I haven’t worked out the details so the money injections into the 60/40 are my guesstimates and not quantitative. I did do some preliminary work on AA and portfolio SOR risk and it turns out There is a definite danger in excess risk if you draw a bad SOR. On about the 20% SOR line a 80/20 portfolio does much worse and fails much more often than a 50/50 or a 20/80 for the same WR using a total stock/total bond portfolio.

Lotta stuff to think about in this post. In the end low WR big, nest egg and a couple pool’s of variable risk and a plan is a good thing. Early retirement in the context of unusually high rate of return (good SOR) regression to the mean plenty of threads to pull on

5 Replies to “SORR”

  1. I plan on using government benefits and a medium sized tax deferred RMD account comprised of fixed income. This will make up our so-called income floor.

    We should be able to cover our basic living expenses with that.

    Otherwise I will use a total return strategy for my discretionary portfolio.

    Many ways to approach retirement income/ planning. Time will tell if I have the bases covered.

  2. That is quite an impressive amount of data you just dropped on us Gasem.

    SORR is indeed something that worries a lot of us. Odds are in our favor but if you are one of the unlucky ones you can really feel it’s effects unless you have safety nets like previous posts you have suggested (lifeboat portfolio for example)

  3. Like this concept, but is there a way for the proverbial grieving spouse to execute it with greater simplicity without an advisor?

    Needs to be bullet proof easy or it will confound the financially disinterested. To that end, I’d love to know your plan if you die first – you seem to have put a lot of thought in and I’d be grateful to understand who will manage investments in that scenario.

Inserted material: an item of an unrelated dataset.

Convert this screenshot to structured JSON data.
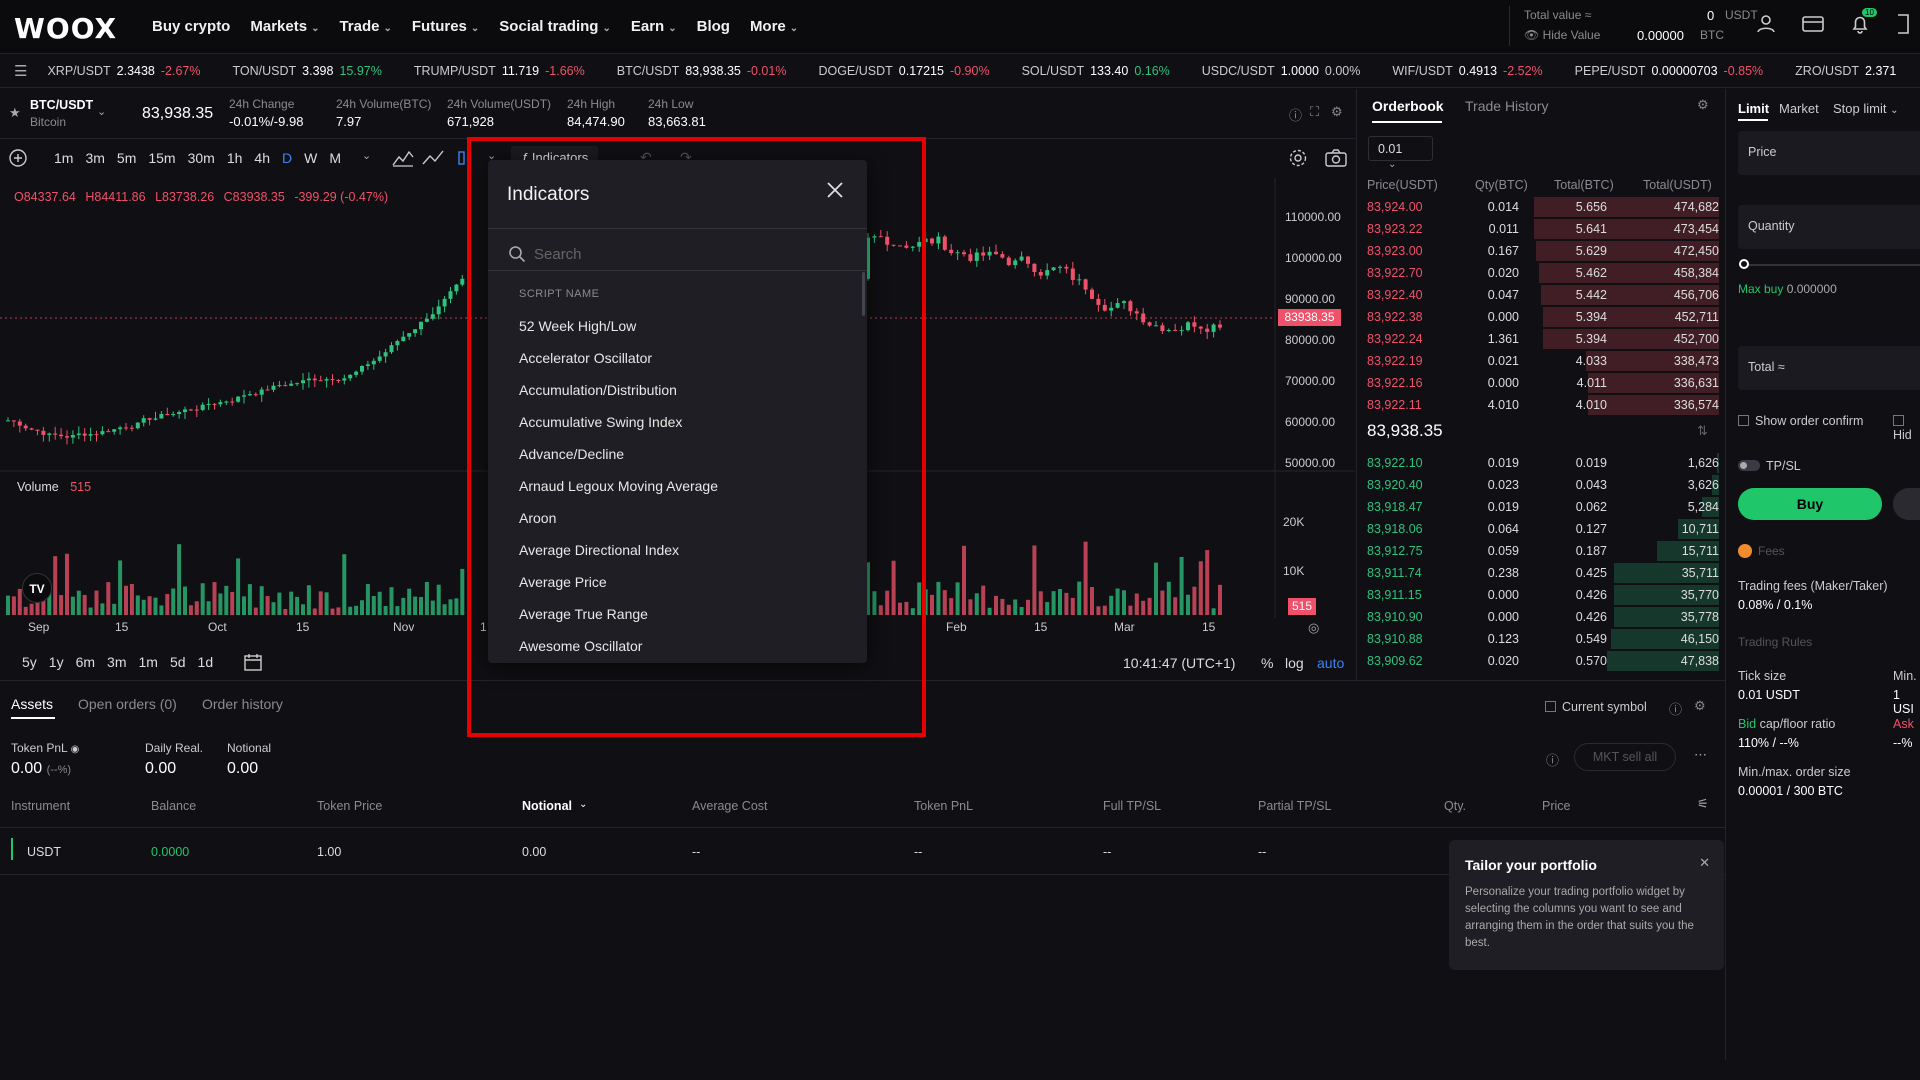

    Thanks,

    CD

Leave a Reply

Your email address will not be published. Required fields are marked *